“Tunisia does not have a new programme to present to the International Monetary Fund (IMF),” Finance Minister Sihem Boughdiri Nemsia said on Monday, adding that negotiations with the international financial institution were continuing.
Speaking at a plenary session of the ARP, Nemsia noted that an IMF mission will visit Tunisia in December under Article IV and will hold meetings with government officials as part of the negotiations between the two parties.
“This will not change Tunisia’s position on conditions that could undermine social peace,” she added.
According to her, if Tunisia has not yet been able to reach an agreement with the IMF, “it is because it has rejected the conditions demanded by the Fund, in particular those relating to the subsidy system, which could affect social peace, considered a red line by the head of state.
In the same context, the Finance Minister pointed out that “although Tunisia does not have a new programme to present to the Fund, it is working to introduce reforms through the 2024 Finance Law, which provides for alternative mechanisms to finance the subsidy system.”
These reforms “will be home-grown and must benefit vulnerable social groups, the middle class and the Tunisian economy.
Nemsia said the Ministry of Finance’s approach does not contradict the general policy of the State. “On the contrary, we are committed to the approach approved by the Head of State, which consists of relying on ourselves and negotiating with the various donors on an equal footing.”
The provisions of the Finance Bill 2024 are designed to mobilise funds without the need to resort to external loans and also to meet the country’s financial commitments at this delicate time, the Minister said.
She pointed out that Tunisia has so far managed to repay its debts and that it is committed to repaying the remaining loans for 2023, including a loan due at the end of October.
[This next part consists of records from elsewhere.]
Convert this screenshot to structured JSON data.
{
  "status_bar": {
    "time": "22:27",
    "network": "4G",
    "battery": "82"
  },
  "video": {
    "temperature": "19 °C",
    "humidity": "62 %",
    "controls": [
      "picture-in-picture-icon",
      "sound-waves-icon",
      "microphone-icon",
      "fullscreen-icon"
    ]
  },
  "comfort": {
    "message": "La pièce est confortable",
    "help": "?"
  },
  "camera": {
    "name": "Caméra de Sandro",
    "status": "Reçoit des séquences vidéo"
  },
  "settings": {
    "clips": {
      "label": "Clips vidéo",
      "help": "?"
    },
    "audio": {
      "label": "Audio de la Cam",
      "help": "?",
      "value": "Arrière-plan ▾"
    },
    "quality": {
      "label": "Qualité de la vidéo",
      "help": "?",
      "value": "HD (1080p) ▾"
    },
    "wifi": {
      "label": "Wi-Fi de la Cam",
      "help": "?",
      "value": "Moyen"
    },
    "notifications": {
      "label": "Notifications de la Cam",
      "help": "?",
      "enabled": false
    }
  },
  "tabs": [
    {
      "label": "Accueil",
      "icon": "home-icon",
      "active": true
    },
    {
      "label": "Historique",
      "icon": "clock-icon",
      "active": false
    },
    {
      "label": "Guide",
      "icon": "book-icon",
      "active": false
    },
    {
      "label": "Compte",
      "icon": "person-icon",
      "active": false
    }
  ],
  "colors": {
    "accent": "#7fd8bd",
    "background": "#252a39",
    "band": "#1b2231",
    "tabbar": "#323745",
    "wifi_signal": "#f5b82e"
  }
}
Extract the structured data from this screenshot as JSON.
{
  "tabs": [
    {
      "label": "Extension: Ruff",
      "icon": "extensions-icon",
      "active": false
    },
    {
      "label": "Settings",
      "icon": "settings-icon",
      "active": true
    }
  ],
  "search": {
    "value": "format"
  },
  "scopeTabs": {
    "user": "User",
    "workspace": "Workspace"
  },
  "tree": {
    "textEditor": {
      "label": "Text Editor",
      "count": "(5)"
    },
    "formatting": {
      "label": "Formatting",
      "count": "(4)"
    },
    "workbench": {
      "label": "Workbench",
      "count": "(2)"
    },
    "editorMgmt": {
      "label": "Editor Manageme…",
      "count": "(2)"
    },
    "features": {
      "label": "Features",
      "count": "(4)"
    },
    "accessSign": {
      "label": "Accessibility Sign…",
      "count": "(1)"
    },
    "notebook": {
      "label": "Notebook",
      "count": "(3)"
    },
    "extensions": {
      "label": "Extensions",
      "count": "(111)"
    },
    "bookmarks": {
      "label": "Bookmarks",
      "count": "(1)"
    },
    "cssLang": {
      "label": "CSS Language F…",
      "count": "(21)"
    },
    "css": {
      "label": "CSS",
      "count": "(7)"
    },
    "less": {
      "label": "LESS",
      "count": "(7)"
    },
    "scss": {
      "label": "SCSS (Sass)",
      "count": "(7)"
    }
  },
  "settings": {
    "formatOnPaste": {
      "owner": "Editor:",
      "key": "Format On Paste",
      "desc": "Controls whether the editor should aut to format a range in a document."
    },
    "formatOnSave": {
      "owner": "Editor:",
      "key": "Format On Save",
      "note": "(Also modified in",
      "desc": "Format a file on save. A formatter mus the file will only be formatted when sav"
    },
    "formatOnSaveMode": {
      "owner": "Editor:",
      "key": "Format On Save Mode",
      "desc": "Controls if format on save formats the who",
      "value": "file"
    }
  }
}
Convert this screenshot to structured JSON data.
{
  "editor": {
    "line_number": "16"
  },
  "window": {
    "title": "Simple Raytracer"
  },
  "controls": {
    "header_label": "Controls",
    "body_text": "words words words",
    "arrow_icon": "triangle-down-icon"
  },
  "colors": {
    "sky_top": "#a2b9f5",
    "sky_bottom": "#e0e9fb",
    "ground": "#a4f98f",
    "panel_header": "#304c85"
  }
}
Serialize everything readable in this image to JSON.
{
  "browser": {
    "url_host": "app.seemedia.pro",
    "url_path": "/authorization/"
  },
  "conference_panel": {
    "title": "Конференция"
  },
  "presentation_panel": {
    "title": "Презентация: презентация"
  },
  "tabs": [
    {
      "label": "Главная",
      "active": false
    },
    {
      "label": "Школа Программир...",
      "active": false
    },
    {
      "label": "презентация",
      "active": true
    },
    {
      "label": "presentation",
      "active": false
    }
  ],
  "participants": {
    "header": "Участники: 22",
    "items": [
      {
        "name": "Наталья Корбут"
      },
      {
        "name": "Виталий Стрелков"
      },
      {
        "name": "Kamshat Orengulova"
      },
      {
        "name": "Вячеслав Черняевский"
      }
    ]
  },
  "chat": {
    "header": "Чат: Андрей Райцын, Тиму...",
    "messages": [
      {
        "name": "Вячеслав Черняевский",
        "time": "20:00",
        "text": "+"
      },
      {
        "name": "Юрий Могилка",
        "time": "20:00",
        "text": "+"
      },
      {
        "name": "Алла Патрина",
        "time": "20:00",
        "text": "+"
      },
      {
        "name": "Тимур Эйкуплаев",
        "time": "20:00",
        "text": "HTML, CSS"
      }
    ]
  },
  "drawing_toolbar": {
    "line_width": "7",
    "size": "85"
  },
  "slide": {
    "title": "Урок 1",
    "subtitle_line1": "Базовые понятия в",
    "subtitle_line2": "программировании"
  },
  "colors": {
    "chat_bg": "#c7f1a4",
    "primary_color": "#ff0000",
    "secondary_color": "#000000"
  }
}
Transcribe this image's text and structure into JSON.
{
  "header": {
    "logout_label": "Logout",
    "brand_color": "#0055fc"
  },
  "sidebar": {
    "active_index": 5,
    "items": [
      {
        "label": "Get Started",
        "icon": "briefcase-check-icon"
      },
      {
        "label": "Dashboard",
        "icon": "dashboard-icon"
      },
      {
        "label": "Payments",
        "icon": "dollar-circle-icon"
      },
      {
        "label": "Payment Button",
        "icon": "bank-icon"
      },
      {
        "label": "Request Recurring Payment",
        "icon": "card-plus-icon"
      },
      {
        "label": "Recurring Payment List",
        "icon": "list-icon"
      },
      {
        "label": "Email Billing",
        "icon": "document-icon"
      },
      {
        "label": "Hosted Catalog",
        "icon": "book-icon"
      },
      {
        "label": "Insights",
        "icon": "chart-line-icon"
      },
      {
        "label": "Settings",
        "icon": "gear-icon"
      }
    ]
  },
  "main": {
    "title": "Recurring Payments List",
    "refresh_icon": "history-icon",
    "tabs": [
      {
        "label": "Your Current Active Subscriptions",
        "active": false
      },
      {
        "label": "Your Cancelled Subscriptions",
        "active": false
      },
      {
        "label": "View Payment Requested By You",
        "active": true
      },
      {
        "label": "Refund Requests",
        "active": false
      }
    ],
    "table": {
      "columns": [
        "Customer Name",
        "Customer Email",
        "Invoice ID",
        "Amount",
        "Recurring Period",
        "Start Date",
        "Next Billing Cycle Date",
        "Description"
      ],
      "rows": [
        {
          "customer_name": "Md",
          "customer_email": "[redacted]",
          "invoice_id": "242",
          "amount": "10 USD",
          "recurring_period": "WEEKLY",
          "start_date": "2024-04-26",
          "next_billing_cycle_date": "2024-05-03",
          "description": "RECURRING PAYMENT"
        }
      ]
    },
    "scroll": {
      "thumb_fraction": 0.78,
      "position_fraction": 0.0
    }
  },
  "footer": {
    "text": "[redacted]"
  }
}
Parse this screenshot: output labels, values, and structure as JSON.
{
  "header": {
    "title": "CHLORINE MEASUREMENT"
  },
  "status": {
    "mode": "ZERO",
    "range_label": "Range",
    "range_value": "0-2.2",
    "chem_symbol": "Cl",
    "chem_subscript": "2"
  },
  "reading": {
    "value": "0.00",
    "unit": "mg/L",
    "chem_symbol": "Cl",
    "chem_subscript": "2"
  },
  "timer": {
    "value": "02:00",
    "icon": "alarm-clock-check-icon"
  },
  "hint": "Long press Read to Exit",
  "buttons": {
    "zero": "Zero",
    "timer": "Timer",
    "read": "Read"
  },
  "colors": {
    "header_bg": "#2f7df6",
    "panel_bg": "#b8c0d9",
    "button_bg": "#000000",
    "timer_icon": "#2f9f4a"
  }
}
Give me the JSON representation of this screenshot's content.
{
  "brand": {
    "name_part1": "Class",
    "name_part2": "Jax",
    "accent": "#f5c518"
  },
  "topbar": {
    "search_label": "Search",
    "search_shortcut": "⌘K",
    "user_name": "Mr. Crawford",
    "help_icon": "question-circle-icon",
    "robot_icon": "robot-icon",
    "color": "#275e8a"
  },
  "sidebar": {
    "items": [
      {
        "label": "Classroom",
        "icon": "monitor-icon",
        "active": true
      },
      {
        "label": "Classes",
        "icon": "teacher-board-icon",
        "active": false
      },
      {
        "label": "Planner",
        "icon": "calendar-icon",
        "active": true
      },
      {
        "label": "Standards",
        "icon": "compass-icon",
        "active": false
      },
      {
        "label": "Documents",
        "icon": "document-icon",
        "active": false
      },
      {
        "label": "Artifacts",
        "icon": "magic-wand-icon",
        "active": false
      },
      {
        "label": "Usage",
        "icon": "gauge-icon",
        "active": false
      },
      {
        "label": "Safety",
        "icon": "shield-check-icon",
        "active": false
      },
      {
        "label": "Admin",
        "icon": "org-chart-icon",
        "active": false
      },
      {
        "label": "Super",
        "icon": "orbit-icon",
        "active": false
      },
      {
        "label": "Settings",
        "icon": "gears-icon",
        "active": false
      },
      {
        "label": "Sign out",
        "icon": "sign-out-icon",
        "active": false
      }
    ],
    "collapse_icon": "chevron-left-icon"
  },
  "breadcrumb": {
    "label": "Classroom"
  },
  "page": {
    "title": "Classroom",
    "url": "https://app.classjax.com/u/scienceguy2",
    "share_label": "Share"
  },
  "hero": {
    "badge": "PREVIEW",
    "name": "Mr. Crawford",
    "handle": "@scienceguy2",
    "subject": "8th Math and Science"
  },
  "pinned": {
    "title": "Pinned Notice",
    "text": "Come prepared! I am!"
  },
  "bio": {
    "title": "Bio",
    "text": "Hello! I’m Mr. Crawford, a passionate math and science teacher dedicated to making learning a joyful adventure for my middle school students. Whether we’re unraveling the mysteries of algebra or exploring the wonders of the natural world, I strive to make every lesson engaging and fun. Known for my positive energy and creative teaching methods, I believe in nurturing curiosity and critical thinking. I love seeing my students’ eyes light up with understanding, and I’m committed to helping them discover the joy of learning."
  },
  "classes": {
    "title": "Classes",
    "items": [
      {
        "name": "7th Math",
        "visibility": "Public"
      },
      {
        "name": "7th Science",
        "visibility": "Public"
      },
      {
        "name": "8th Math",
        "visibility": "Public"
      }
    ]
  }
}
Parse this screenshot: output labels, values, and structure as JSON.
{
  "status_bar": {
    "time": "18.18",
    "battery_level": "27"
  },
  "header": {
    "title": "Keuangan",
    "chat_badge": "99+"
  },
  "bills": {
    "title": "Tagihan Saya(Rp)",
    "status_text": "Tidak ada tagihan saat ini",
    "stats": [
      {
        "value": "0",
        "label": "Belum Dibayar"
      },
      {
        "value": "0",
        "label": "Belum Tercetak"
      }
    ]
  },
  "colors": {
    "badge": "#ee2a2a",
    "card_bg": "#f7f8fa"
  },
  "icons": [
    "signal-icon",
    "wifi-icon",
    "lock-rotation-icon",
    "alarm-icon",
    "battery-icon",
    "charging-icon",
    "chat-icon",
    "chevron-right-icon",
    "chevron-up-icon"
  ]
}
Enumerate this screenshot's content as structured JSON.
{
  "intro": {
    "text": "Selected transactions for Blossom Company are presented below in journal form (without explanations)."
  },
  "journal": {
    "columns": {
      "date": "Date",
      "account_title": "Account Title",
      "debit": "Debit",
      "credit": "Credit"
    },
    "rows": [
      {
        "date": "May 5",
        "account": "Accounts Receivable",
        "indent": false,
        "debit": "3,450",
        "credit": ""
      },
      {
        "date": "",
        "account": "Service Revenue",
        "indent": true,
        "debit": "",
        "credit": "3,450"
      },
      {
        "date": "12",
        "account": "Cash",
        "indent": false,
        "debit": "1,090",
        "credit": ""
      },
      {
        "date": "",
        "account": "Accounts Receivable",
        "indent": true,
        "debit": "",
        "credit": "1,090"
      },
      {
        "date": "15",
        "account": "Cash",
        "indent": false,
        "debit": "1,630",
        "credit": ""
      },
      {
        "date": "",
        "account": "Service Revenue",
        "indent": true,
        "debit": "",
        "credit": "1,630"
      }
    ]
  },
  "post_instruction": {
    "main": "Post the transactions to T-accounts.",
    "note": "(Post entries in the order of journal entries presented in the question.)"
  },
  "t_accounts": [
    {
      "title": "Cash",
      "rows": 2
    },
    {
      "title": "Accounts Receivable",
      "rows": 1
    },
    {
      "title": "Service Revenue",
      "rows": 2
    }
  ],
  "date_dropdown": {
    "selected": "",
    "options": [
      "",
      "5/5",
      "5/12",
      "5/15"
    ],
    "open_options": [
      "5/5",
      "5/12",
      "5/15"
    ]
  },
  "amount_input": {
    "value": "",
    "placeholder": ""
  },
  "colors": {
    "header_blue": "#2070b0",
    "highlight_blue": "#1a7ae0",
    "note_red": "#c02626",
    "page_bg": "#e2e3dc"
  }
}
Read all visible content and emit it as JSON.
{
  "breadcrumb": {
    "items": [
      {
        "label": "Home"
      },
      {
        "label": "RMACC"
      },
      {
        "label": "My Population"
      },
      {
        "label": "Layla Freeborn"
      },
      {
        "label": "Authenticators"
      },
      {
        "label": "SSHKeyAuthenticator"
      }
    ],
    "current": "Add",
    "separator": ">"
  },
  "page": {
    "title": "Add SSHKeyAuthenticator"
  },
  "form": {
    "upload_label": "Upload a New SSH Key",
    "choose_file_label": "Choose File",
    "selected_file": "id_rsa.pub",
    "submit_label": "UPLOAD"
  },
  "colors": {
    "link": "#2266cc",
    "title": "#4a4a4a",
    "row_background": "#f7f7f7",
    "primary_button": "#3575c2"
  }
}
As a reminder, the volume of external borrowing provided for in the original Finance Law for 2023 was revised downwards from 14,859 million dinars (MD) to 10,563 MD, by the Amending Finance Law.